The data show that F-117s hit (but did not necessarily destroy) about 40% of their targets, not the claimed 80%. Tomahawks were about the same, and it took -- on average -- about 10 tons of PGMs (plus even more unguided munitions) to take out a single bridge. With that kind of "precision," General Wald can make your average urban environment into a real pretty moonscape. The failure of heavy PGM strikes to take out Saddam's C&C or destroy the Republican Guard also doesn't argue well for General Wald.
As for the success of PGMs over Bosnia, assuming they hit and destroyed every assigned target (a real stretch), the data sample is about 100 munitions, compared to the thousands used in Desert Storm (which, except for the GPS aided Tomahawks, were the same systems). There has not yet been an independent, objective, data based analysis of the Bosnia strikes, so people should be real careful about assuming these strikes somehow negate the much lower success rate of PGMs in Desert Storm.
But why should General Wald care? That's not his game. Pretty clearly, he's just pimping for his service and its supporting coterie of contractors; he wants a bigger budget share for the Air Force.

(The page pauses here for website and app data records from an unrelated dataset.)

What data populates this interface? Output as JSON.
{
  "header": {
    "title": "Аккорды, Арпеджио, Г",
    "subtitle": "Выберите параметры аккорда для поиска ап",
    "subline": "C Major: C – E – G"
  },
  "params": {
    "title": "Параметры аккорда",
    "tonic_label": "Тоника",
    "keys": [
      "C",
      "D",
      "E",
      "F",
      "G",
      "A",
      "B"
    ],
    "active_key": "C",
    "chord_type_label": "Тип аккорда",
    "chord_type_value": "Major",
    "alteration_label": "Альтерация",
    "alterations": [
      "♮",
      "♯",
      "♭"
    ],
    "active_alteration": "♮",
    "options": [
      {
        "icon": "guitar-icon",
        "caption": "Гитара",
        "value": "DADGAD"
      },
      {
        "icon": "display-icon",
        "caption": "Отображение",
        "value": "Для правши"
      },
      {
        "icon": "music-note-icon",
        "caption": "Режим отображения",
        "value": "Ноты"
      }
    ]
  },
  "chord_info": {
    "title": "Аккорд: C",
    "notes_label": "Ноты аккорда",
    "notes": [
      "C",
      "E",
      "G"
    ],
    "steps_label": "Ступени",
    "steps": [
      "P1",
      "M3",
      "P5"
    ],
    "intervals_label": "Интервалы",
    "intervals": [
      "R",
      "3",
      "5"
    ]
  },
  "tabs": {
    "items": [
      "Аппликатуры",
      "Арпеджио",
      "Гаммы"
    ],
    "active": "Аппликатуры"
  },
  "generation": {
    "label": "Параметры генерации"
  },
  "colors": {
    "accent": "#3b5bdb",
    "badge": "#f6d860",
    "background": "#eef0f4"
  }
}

In the current environment of data-free analysis and journalism by simply reprinting press releases and asking no informed questions, there are no inhibitions on indefensible, misleading, or self-interested claims about the performance of one's own service and its favored goodies.
Fighter Pilot #1
When a senior officer makes public assertions known by many in the ranks to be half truths -- he or she erodes the two way trust between junior and senior fundamental to combat effectiveness and retention.
During the last 10 years, there have been a significant number of instances where a senior officer dissembled in public and private about a piece of faulty equipment or declining readiness. I have personally witnessed how juniors officers and enlisted alike not only quickly see through these facades but also quickly adapt to protect themselves. Leaving a service at the first available opportunity is one option.
In this specific instance, a general officer asserted a capability (Air Power Effectiveness in Urban Warfare) which appeared to contain several fatal flaws. In less than 24 hrs your email net determined that a well known body of significant and credible evidence exists to contradict the assertion (1st fighter pilot--me) and that the assertion also contained significant technical (2nd fighter pilot) and moral flaws (Mr. Fenster). It's been my experience that even a few instances such as this significantly erode service efforts seeking to improve combat effectiveness or retention.